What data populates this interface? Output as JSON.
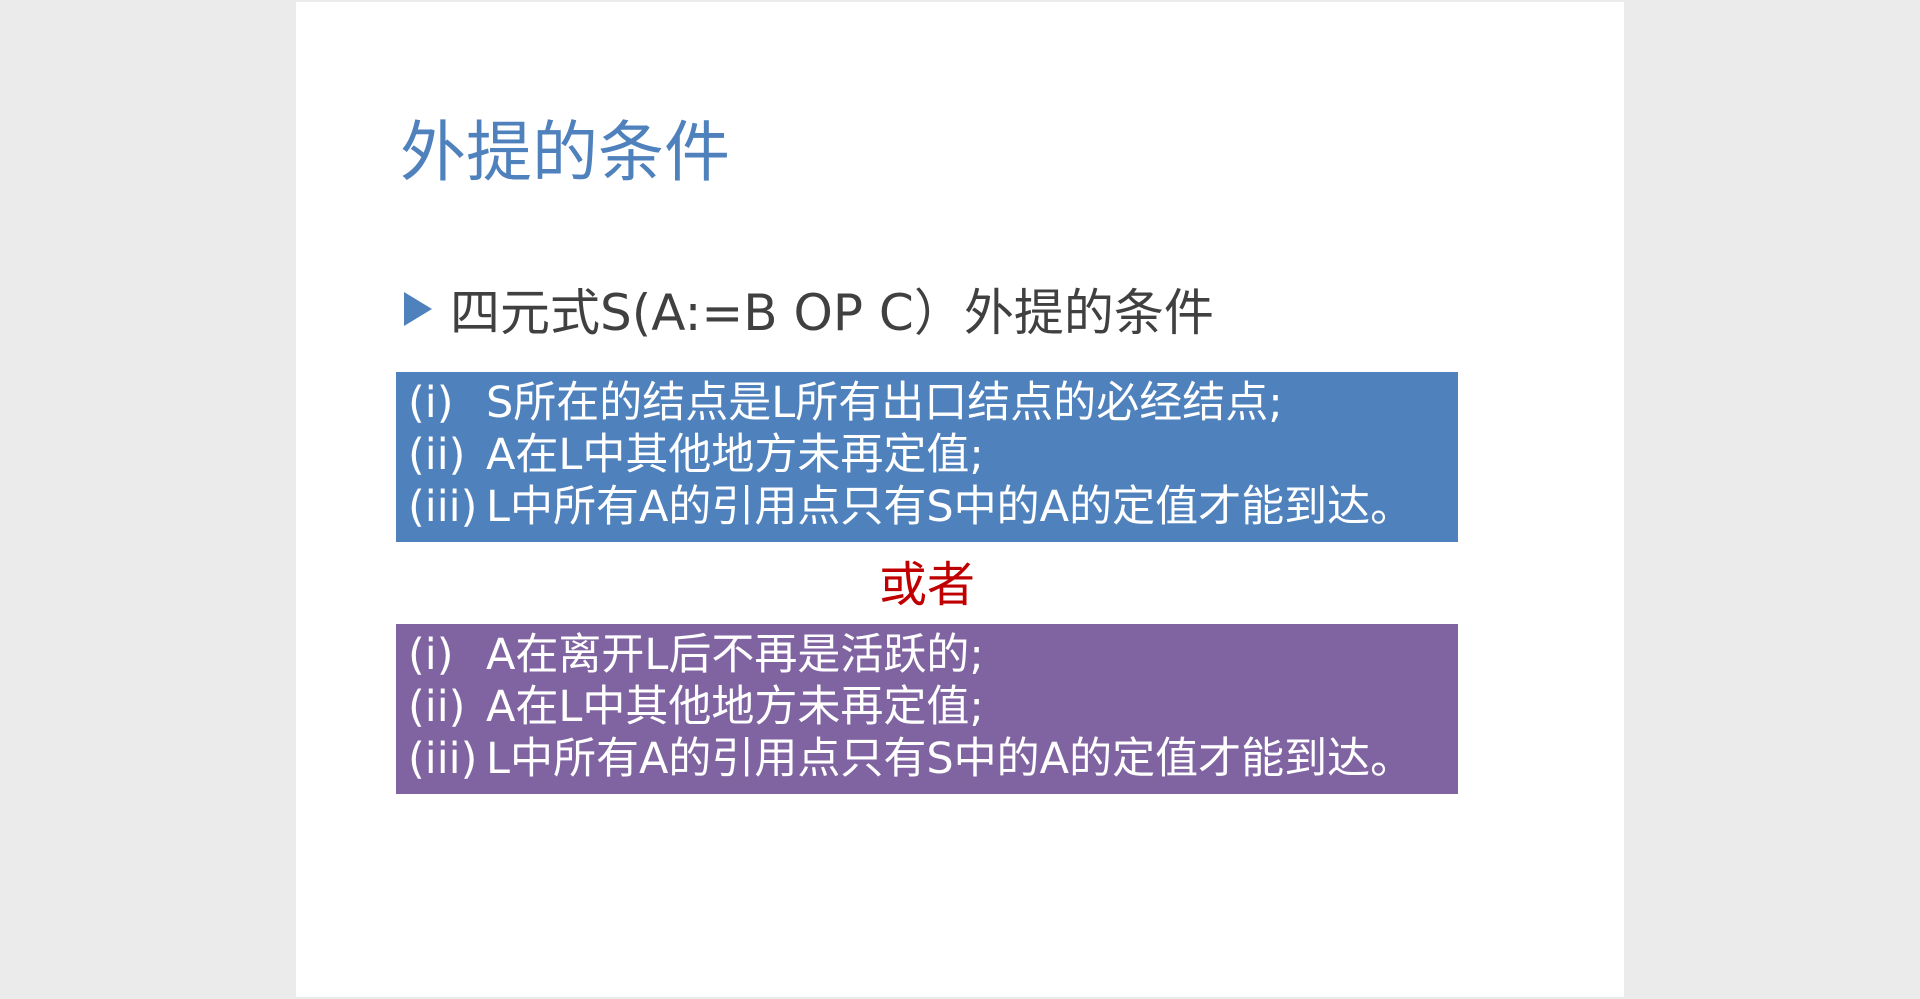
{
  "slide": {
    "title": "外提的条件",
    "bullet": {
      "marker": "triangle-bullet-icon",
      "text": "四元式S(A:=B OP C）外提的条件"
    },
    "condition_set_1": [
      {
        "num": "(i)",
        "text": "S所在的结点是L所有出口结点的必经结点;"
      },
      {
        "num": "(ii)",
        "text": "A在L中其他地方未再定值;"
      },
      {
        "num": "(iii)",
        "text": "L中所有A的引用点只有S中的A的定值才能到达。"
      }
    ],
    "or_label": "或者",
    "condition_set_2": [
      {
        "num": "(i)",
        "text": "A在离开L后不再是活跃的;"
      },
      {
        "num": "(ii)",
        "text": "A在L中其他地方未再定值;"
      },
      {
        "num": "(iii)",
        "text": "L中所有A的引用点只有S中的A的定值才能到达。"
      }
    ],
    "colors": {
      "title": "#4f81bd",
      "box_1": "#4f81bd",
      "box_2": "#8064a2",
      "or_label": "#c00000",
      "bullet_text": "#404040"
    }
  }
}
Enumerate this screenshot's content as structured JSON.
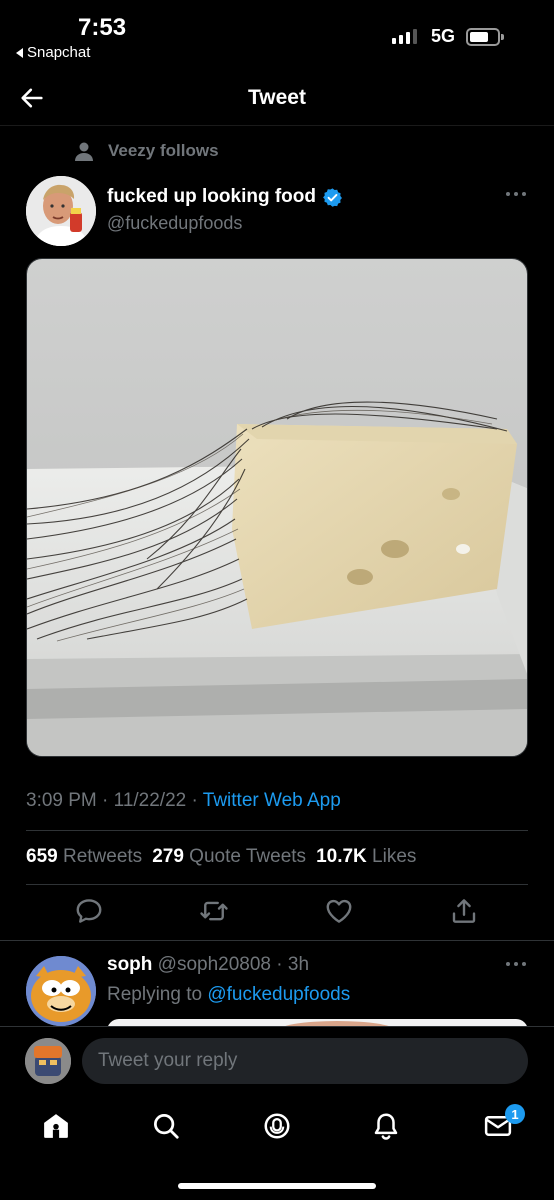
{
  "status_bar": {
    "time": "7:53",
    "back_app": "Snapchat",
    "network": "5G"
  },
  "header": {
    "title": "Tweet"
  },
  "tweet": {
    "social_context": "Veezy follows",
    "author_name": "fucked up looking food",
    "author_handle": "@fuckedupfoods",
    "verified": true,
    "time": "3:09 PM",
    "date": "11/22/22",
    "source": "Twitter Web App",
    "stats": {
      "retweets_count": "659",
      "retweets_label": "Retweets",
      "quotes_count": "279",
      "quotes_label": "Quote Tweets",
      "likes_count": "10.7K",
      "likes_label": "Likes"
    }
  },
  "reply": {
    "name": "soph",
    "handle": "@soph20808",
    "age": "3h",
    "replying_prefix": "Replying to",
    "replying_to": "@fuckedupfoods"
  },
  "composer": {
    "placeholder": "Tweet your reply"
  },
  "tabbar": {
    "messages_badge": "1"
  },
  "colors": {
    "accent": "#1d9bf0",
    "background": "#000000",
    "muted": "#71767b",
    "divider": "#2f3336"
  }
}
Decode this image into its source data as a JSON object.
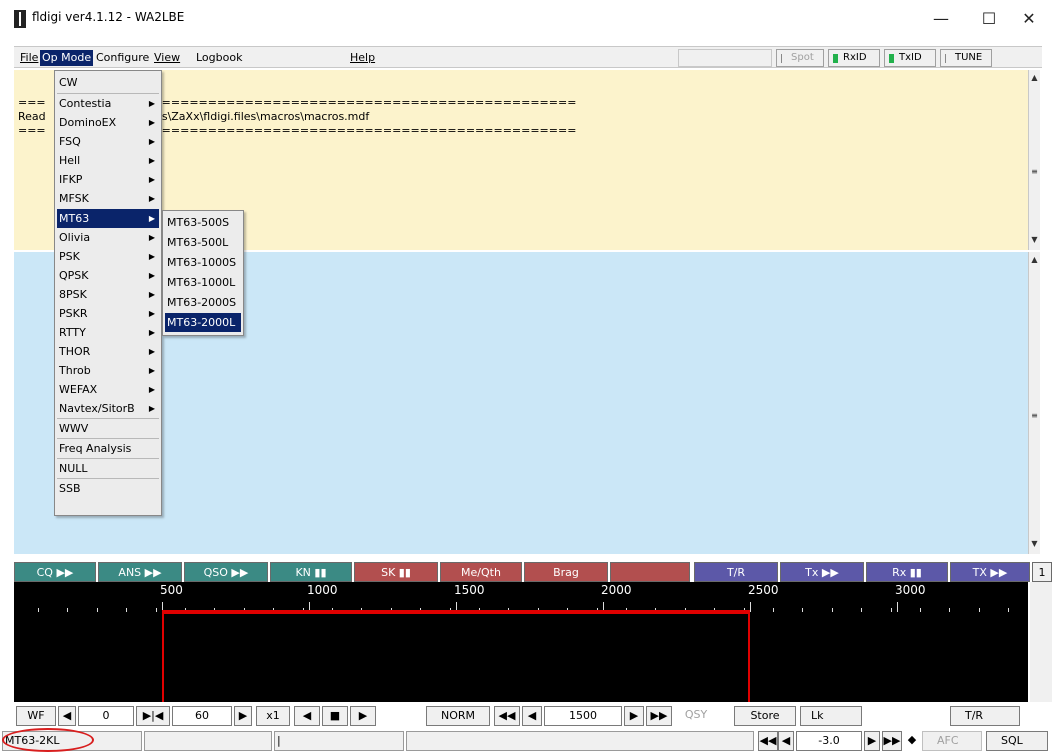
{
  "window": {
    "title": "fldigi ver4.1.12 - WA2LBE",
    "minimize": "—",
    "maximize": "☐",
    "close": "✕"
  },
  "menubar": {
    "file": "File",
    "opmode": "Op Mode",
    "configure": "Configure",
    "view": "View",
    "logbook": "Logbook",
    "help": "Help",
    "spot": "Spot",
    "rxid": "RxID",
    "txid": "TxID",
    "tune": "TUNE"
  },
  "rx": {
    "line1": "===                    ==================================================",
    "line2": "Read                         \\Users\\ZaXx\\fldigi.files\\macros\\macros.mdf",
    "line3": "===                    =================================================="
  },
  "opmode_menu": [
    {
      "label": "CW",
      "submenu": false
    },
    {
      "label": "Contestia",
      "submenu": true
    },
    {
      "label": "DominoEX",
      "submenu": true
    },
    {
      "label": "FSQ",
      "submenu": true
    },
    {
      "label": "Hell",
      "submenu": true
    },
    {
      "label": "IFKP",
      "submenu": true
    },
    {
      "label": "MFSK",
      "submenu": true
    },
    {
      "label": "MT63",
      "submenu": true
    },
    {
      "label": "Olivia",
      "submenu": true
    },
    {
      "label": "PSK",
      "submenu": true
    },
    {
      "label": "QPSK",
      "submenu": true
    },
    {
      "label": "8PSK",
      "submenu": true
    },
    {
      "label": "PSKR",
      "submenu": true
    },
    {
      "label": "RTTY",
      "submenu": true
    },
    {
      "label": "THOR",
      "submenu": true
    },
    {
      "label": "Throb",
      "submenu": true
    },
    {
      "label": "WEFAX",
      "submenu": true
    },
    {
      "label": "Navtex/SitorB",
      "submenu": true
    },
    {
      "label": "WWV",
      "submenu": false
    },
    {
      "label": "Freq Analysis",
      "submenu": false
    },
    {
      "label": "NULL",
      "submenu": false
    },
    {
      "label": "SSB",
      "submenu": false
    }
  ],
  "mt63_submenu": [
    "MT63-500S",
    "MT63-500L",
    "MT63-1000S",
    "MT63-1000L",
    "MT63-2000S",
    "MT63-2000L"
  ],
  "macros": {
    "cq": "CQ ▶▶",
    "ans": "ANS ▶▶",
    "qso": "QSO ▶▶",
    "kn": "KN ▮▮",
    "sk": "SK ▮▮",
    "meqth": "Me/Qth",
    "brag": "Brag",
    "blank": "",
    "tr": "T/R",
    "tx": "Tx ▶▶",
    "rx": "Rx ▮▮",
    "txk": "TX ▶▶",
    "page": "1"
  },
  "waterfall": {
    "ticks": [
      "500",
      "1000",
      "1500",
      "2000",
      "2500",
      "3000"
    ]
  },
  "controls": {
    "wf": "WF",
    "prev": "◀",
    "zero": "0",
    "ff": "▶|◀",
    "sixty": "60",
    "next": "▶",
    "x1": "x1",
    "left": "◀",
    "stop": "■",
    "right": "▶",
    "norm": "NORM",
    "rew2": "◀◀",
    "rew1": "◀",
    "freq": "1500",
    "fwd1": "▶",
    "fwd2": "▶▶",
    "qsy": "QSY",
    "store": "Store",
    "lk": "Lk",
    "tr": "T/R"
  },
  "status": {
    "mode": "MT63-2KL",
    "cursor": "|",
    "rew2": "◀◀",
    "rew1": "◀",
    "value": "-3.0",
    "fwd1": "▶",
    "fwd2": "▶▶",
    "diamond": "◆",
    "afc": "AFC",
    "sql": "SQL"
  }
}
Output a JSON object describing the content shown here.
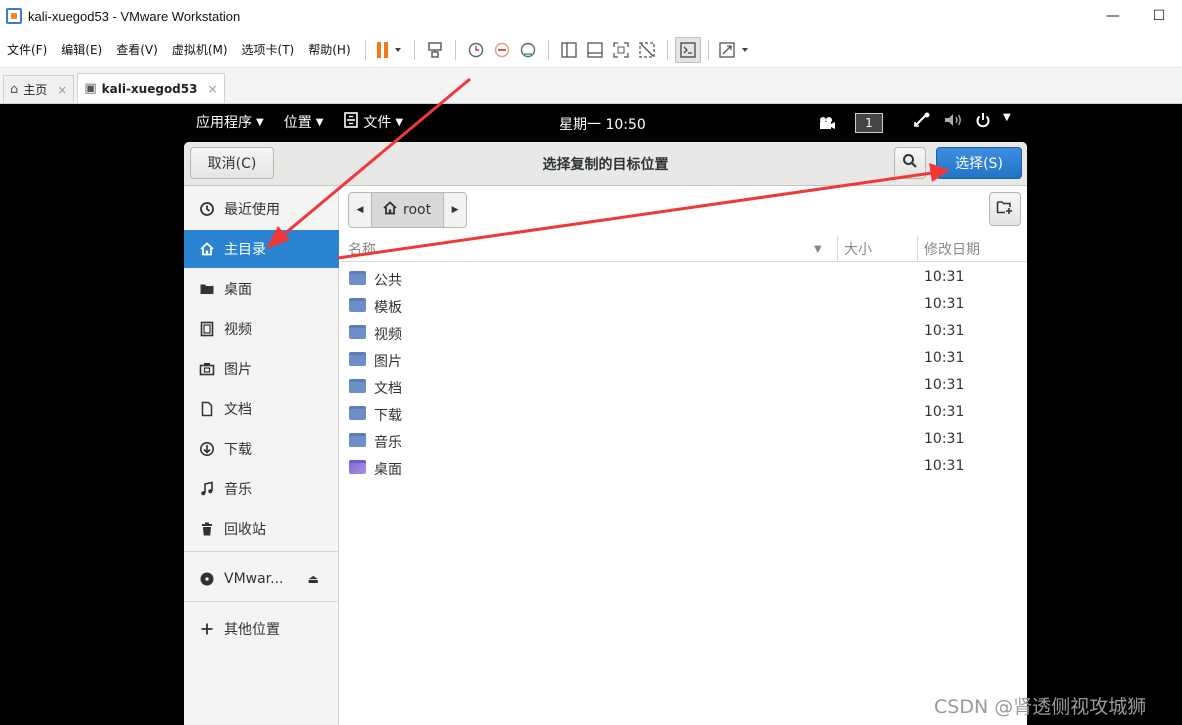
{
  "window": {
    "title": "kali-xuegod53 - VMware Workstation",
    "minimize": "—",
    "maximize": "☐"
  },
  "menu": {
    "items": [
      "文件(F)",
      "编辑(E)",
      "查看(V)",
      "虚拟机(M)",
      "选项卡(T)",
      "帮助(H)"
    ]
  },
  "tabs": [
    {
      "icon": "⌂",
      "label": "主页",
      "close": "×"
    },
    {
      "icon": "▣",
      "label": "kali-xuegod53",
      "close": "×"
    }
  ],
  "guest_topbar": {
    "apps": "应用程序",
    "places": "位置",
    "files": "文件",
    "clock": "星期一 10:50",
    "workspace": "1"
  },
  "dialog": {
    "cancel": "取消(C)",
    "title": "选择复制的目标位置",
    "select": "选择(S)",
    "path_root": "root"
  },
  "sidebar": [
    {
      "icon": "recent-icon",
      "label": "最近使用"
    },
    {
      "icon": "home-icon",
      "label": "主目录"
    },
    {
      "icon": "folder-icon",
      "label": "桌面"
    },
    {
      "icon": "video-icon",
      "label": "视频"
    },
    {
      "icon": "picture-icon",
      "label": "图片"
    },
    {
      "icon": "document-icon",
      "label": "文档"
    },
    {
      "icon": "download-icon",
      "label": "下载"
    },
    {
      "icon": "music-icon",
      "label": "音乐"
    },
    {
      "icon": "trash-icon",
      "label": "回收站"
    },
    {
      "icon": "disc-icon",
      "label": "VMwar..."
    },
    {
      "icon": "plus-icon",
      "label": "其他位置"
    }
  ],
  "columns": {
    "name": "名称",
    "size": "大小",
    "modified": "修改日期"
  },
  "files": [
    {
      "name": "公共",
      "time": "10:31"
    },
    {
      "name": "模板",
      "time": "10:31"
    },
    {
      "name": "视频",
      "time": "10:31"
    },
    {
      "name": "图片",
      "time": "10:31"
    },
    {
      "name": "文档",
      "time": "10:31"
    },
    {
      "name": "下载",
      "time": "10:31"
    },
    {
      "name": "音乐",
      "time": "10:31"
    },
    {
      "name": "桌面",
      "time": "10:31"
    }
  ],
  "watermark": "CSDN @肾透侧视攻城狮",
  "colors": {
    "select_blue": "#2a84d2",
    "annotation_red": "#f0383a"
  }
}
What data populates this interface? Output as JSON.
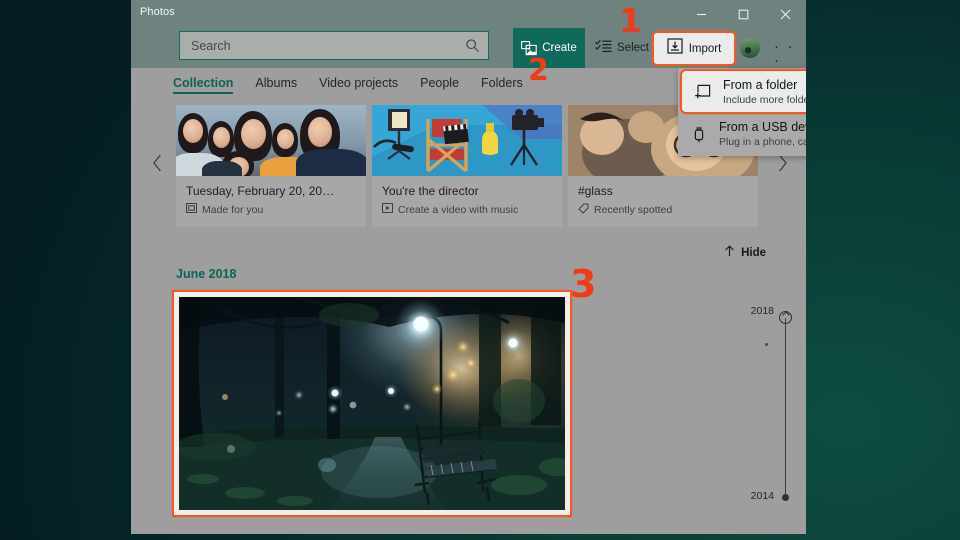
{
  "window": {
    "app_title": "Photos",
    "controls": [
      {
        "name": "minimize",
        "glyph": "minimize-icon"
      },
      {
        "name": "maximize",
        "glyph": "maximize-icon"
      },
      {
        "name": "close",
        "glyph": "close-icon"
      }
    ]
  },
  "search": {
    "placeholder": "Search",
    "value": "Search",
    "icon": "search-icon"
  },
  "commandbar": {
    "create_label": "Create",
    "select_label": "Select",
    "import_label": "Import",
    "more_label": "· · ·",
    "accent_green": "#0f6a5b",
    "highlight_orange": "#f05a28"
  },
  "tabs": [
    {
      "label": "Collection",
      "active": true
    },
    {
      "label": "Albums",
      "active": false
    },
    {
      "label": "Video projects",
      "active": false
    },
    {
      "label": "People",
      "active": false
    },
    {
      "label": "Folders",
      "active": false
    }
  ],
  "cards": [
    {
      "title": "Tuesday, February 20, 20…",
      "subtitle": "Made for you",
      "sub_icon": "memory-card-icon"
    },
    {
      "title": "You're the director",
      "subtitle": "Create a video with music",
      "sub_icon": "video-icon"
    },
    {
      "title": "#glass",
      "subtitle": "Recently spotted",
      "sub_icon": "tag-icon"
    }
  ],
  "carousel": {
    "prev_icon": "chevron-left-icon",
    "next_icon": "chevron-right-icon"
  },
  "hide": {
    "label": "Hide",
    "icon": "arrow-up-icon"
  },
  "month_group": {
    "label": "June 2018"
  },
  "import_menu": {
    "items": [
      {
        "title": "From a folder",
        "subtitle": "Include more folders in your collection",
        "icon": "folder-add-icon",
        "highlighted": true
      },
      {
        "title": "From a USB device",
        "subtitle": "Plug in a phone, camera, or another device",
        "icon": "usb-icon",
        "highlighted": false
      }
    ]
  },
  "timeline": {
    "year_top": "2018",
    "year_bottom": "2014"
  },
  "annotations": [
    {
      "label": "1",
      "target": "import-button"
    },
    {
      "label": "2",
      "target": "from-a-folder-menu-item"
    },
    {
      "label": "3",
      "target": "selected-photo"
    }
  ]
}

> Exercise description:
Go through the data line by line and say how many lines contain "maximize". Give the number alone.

> Result of this task:
4